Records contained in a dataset

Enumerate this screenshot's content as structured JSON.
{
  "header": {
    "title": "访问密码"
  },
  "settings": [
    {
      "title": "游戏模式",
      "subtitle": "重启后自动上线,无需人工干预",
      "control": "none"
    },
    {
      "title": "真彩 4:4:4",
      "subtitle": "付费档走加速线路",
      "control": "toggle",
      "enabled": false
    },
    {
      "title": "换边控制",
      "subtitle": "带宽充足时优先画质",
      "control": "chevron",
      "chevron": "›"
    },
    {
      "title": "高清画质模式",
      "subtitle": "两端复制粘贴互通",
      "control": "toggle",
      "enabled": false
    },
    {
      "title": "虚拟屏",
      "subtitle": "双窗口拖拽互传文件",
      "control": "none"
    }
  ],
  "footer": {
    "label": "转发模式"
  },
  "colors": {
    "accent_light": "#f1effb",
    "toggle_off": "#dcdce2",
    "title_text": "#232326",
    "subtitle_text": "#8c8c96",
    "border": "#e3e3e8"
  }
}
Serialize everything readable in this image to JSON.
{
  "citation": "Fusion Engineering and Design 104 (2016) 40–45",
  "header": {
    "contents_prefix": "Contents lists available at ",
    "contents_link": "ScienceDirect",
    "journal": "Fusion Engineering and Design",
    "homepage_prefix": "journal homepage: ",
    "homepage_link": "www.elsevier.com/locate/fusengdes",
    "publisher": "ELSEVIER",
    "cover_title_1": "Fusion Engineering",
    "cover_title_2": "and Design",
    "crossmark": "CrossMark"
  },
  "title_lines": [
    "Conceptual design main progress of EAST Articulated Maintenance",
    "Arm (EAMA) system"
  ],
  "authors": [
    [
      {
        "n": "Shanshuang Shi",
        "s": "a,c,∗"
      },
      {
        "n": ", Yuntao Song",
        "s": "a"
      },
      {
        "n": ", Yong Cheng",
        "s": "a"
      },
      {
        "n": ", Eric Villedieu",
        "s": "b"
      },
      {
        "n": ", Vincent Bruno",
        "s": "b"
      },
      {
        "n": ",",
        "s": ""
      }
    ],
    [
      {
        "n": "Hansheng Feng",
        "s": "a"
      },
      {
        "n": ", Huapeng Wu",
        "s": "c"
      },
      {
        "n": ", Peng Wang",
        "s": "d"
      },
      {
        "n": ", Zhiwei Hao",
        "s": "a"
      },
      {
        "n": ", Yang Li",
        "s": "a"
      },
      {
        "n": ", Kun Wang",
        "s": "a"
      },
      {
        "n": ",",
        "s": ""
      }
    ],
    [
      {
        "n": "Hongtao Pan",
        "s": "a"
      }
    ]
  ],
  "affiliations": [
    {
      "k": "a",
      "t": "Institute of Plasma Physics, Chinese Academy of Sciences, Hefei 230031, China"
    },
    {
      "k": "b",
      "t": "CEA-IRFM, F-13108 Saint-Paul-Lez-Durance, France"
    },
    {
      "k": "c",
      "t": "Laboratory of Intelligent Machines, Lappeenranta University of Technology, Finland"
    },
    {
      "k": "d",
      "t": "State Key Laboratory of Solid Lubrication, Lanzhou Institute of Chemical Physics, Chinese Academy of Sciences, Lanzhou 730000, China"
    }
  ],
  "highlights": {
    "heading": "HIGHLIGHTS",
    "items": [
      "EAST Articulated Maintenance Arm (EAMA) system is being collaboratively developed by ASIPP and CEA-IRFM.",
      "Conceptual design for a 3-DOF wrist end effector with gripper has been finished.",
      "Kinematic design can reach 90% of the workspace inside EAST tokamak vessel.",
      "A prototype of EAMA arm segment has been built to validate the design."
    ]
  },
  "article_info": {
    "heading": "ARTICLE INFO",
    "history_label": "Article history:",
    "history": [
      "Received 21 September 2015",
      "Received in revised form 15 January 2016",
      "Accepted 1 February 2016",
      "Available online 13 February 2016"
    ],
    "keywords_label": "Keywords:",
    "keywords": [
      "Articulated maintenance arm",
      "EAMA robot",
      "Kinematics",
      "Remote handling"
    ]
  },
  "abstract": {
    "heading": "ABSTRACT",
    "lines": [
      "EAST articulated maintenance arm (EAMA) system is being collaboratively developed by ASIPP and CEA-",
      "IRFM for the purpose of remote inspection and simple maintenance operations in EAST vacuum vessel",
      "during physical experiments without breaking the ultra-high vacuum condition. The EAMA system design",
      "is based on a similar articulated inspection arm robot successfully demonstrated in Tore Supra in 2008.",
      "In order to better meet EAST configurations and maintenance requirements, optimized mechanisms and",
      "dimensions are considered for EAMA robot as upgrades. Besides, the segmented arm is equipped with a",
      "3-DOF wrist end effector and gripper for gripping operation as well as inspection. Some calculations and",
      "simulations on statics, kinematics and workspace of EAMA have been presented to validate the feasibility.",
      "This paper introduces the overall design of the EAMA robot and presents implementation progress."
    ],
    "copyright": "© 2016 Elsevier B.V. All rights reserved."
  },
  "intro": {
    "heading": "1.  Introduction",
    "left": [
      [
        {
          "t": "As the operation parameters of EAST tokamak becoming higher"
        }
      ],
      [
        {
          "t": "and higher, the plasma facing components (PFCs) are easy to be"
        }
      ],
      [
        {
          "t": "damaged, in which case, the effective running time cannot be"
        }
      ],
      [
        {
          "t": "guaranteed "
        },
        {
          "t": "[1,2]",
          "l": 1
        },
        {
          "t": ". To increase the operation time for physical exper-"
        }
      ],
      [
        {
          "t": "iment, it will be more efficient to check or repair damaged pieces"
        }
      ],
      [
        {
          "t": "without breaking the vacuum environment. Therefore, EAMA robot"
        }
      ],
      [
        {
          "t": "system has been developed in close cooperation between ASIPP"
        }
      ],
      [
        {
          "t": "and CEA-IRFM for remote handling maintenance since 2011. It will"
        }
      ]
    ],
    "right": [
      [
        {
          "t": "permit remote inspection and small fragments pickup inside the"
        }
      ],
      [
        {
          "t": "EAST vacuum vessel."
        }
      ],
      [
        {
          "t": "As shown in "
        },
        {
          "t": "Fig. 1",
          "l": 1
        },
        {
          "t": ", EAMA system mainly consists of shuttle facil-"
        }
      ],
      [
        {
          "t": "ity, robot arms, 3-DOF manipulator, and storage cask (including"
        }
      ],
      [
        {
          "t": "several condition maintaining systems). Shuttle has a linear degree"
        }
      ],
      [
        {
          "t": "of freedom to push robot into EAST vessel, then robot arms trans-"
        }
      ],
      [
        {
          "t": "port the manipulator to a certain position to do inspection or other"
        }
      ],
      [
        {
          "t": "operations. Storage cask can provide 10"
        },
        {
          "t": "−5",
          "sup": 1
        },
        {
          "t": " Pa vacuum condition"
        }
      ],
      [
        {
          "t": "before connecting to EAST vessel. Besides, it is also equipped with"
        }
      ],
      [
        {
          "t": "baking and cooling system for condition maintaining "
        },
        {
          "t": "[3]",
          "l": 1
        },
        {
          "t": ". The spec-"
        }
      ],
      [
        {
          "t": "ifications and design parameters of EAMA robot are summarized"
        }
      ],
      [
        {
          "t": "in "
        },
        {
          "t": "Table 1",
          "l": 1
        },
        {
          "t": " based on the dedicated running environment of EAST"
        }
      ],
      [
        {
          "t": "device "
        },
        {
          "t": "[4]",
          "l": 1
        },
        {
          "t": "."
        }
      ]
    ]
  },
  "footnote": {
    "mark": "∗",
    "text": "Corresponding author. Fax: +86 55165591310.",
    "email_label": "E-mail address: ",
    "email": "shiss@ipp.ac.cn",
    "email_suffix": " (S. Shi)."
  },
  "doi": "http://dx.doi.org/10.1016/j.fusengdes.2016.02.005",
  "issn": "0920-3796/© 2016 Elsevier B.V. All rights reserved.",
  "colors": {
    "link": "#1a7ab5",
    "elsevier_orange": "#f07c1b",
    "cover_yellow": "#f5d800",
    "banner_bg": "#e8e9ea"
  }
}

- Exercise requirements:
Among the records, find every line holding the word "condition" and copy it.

- Output:
      "during physical experiments without breaking the ultra-high vacuum condition. The EAMA system design",
          "t": "several condition maintaining systems). Shuttle has a linear degree"
          "t": " Pa vacuum condition"
          "t": "baking and cooling system for condition maintaining "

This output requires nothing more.